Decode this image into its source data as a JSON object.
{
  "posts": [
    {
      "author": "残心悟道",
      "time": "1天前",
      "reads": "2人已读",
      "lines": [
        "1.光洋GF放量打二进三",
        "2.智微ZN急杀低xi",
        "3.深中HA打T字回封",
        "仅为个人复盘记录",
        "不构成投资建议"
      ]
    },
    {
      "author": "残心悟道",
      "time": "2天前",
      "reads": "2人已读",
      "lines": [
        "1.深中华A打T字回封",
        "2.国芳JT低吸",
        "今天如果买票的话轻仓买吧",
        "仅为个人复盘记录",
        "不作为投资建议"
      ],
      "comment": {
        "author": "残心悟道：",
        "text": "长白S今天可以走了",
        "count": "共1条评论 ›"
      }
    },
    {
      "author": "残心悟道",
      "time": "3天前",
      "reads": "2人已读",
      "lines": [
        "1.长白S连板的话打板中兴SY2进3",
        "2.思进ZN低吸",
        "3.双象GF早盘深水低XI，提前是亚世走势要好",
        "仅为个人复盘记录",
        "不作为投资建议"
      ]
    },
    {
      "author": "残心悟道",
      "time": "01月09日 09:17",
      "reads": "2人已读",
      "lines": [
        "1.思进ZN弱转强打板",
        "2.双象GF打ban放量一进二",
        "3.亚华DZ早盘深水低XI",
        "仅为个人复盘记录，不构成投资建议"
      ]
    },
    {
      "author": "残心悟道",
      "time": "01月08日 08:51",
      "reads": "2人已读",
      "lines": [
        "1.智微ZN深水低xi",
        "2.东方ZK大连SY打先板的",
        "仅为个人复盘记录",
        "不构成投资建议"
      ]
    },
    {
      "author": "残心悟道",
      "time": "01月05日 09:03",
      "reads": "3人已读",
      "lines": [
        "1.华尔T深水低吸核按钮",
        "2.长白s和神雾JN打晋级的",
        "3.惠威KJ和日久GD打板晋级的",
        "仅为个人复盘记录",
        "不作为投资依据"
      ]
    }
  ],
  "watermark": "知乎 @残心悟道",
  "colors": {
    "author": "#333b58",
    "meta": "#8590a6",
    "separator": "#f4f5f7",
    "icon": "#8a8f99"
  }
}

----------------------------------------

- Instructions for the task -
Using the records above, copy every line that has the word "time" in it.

- Completed task -
      "time": "1天前",
      "time": "2天前",
      "time": "3天前",
      "time": "01月09日 09:17",
      "time": "01月08日 08:51",
      "time": "01月05日 09:03",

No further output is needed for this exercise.